_What you will do_
Retype the data below without altering anything.

Excerpts from an interface dataset
------------------------------------------------------------------------
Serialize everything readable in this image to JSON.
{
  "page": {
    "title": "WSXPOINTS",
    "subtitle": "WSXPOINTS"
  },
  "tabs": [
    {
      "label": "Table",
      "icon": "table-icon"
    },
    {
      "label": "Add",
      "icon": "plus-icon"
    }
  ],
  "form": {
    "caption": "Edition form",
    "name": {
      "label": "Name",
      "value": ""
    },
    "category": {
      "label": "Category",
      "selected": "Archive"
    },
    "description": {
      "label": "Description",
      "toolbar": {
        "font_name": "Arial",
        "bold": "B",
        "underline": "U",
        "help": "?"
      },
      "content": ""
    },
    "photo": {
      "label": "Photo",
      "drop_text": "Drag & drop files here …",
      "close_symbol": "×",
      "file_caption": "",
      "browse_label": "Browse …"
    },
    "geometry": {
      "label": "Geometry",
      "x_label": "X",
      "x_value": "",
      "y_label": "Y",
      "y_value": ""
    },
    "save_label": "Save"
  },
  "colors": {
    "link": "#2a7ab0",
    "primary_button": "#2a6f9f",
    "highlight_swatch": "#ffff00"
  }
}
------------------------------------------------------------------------
_Result for this task_
Serialize everything readable in this image to JSON.
{
  "page": {
    "title": "WSXPOINTS",
    "subtitle": "WSXPOINTS"
  },
  "tabs": [
    {
      "label": "Table",
      "icon": "table-icon"
    },
    {
      "label": "Add",
      "icon": "plus-icon"
    }
  ],
  "form": {
    "caption": "Edition form",
    "name": {
      "label": "Name",
      "value": ""
    },
    "category": {
      "label": "Category",
      "selected": "Archive"
    },
    "description": {
      "label": "Description",
      "toolbar": {
        "font_name": "Arial",
        "bold": "B",
        "underline": "U",
        "help": "?"
      },
      "content": ""
    },
    "photo": {
      "label": "Photo",
      "drop_text": "Drag & drop files here …",
      "close_symbol": "×",
      "file_caption": "",
      "browse_label": "Browse …"
    },
    "geometry": {
      "label": "Geometry",
      "x_label": "X",
      "x_value": "",
      "y_label": "Y",
      "y_value": ""
    },
    "save_label": "Save"
  },
  "colors": {
    "link": "#2a7ab0",
    "primary_button": "#2a6f9f",
    "highlight_swatch": "#ffff00"
  }
}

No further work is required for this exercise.